Senate Republicans have insisted that any extension of unemployment benefits should be offset with spending cuts. Minority Leader Mitch McConnell (R-KY) has proposed a bill that would extend unemployment benefits by using unspent “stimulus” funds. However, Harry Reid has blocked four Republican attempts to extend unemployment benefits. According to Senator McConnell,
Both sides have offered ways to address the programs in this bill that we agree should be extended. The only difference is that Democrats are demanding that we add the cost to an already unsustainable $13 trillion national debt.
Therefore, the real debate in the Senate is whether the extension of unemployment benefits should be paid for in advance or not. According to the non-partisan Congressional Budget Office, H.R. 5618 would increase the deficit by $34 billion. Even Paul Krugman acknowledges that this bill would add to the budget deficit but he claims that a massive $34 billion is simply “penny-pinching.”
House Speaker Nancy Pelosi’s (D-CA) recently claimed that unemployment benefits create “jobs faster than almost any other initiative you can name.” However, a growing number of economists are asserting that unemployment benefits are not a form of economic stimulus at all. Every dollar that a person receives as a form of unemployment benefits must first be taken away from someone else. According to Arthur Laffer’s op-ed in the New York Times, we should not ignore the cost of unemployment benefits to employers:

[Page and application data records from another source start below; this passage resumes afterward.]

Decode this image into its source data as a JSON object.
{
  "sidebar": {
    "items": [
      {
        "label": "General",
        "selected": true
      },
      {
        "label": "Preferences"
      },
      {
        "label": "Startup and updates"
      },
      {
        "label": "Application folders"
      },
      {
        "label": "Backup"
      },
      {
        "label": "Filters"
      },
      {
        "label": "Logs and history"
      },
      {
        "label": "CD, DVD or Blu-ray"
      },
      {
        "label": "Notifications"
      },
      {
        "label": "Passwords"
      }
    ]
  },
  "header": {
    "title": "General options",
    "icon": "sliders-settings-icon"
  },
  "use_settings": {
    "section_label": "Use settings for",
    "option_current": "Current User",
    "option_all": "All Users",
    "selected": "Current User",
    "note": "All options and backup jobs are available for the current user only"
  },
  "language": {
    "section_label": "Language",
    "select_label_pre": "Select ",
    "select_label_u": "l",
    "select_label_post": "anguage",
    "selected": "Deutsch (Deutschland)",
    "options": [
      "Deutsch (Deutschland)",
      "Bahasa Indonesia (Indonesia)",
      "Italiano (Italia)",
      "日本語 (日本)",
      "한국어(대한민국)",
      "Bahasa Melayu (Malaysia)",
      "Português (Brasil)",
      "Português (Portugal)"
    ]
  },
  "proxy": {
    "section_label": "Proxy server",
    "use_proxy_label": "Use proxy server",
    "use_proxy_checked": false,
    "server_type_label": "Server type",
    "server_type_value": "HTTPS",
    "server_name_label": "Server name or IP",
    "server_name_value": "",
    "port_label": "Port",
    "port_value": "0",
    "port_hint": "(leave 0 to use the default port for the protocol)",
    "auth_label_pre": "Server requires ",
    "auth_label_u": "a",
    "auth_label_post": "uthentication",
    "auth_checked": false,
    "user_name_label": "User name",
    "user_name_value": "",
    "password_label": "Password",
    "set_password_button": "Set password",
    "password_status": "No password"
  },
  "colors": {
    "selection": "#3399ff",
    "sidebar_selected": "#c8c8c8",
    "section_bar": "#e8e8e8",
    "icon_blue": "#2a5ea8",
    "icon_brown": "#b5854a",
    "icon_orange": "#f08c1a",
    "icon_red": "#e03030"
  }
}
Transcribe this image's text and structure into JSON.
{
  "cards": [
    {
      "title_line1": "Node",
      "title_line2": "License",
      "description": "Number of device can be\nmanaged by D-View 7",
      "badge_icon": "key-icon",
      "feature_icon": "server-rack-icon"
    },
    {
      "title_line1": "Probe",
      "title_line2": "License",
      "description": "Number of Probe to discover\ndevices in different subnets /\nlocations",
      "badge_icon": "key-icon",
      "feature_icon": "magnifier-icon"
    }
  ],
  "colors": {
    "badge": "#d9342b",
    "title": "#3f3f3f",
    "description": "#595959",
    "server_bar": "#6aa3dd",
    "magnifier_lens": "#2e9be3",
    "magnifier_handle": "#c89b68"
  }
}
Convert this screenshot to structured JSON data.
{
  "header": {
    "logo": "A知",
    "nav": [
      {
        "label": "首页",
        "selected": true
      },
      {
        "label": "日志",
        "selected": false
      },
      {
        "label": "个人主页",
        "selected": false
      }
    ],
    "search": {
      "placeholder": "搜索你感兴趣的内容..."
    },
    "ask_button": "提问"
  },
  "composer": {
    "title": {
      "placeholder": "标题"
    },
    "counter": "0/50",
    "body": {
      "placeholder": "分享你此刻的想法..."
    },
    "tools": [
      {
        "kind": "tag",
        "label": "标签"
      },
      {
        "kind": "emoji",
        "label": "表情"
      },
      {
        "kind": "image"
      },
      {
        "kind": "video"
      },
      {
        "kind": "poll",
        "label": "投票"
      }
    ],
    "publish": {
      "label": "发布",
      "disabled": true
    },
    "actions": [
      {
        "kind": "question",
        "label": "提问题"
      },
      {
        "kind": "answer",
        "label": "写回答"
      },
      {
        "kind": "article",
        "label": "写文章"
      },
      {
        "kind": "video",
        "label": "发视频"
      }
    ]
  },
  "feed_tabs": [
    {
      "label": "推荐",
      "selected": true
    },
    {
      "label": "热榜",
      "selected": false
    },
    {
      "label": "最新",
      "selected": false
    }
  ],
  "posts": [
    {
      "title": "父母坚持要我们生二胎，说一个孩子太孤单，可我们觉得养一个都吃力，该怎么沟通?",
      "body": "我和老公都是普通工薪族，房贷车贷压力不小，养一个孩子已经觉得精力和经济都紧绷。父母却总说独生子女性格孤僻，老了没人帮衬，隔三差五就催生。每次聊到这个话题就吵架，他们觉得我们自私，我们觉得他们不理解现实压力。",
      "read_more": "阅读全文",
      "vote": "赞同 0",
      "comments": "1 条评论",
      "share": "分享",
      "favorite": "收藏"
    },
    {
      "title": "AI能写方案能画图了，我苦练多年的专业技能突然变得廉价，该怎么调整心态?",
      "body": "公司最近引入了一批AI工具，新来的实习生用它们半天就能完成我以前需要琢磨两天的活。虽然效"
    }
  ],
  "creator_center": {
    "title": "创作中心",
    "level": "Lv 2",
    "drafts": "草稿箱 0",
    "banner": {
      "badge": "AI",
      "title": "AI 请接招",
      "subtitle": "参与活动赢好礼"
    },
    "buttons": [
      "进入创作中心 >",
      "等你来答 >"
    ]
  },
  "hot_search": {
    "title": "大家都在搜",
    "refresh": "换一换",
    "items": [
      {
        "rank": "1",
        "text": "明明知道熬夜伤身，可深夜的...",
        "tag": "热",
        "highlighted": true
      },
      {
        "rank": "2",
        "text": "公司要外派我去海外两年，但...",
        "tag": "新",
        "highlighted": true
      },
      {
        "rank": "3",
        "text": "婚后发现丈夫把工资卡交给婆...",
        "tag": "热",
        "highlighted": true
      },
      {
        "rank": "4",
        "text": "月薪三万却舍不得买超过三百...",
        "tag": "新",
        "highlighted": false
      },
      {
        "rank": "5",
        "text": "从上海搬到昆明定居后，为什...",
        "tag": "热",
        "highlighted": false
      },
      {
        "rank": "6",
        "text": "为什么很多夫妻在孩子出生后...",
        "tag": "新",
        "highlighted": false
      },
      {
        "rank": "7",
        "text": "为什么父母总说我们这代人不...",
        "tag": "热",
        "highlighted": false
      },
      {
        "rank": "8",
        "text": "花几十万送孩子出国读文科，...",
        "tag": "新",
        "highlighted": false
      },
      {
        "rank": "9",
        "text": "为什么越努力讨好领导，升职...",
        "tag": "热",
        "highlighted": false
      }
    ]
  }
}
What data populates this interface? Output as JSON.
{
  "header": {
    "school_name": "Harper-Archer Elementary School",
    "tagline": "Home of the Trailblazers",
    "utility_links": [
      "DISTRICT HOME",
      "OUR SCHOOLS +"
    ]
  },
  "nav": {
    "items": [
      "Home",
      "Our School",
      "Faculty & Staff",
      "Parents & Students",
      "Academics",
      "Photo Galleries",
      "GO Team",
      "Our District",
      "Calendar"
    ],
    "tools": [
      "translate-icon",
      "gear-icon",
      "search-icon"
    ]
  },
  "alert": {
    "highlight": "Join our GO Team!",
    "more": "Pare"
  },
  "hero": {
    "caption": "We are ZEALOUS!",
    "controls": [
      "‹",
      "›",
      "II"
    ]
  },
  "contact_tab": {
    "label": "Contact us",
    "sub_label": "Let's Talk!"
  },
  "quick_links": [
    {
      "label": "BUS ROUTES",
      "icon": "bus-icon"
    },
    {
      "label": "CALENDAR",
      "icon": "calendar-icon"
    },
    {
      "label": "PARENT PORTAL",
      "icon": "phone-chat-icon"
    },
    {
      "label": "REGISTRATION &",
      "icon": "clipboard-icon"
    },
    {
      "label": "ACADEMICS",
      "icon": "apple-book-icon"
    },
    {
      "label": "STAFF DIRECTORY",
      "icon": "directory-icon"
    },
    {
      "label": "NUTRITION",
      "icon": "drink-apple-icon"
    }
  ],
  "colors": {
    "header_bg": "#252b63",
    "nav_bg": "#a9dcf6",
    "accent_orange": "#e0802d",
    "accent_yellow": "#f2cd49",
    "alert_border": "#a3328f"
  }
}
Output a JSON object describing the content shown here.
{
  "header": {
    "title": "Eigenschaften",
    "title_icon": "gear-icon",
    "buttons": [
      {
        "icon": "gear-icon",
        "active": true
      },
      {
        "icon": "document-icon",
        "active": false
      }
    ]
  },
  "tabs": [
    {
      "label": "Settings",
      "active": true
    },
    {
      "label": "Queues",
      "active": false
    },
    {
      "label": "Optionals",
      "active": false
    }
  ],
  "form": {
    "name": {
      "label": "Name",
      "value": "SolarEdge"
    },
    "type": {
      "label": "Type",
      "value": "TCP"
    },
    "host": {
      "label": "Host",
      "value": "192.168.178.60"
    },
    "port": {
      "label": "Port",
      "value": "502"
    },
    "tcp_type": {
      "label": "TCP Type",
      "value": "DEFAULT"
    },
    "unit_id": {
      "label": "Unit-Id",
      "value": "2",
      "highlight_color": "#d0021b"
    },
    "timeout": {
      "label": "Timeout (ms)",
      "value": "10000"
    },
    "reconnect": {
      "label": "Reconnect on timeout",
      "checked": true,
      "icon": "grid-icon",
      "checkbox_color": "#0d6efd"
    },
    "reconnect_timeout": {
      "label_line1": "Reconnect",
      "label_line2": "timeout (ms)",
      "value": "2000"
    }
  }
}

And if workers require more pay because of higher unemployment benefits, employers will hire fewer employees. Whether increased unemployment benefits incentivize workers to work less or disincentivize employers from hiring more workers, the effect will be the same—higher unemployment.
We can visibly see unemployed people buying more goods as a result of their unemployment benefits. However, Nancy Pelosi fails to acknowledge the less visible consequences of unemployment benefits on all groups. Arthur Laffer further explains the unintended consequences of unemployment benefits:
To see these effects clearly, imagine a two person economy in which one of the two people is paid for being unemployed. From whom do you think the unemployment benefits are taken? The other person obviously. While the one person who is unemployed may "buy" more as a result of unemployment benefits, the other person from whom the unemployment sums are taken will "buy" less. There is no stimulus for the economy… The person from whom the unemployment funds are taken will find work less rewarding and will work less. The person who is given the unemployment benefits will also find work relatively less rewarding and will therefore work less. Both people in this two-person economy will be incentivized to work less. There will be less work and more unemployment.
Regardless of party affiliation, we are all likely to agree that unemployment benefits have the good intention of helping those that have been laid-off from their jobs. However, those who oppose H.R. 5618 are not heartless Senators who want to increase the unemployment rate for their own personal gain. As Senator Mitch McConnell explains, they want to pass an unemployment extension measure that will not add to our skyrocketing national debt that we cannot afford. Furthermore, any extension of unemployment benefits will not help recover the economy or create jobs in anyway. Before Congress votes on the “Restoration of Emergency Unemployment Compensation Act of 2010” it is essential to analyze all the consequences of the bill including adding $34 billion to the budget deficit while not improving the current economic climate.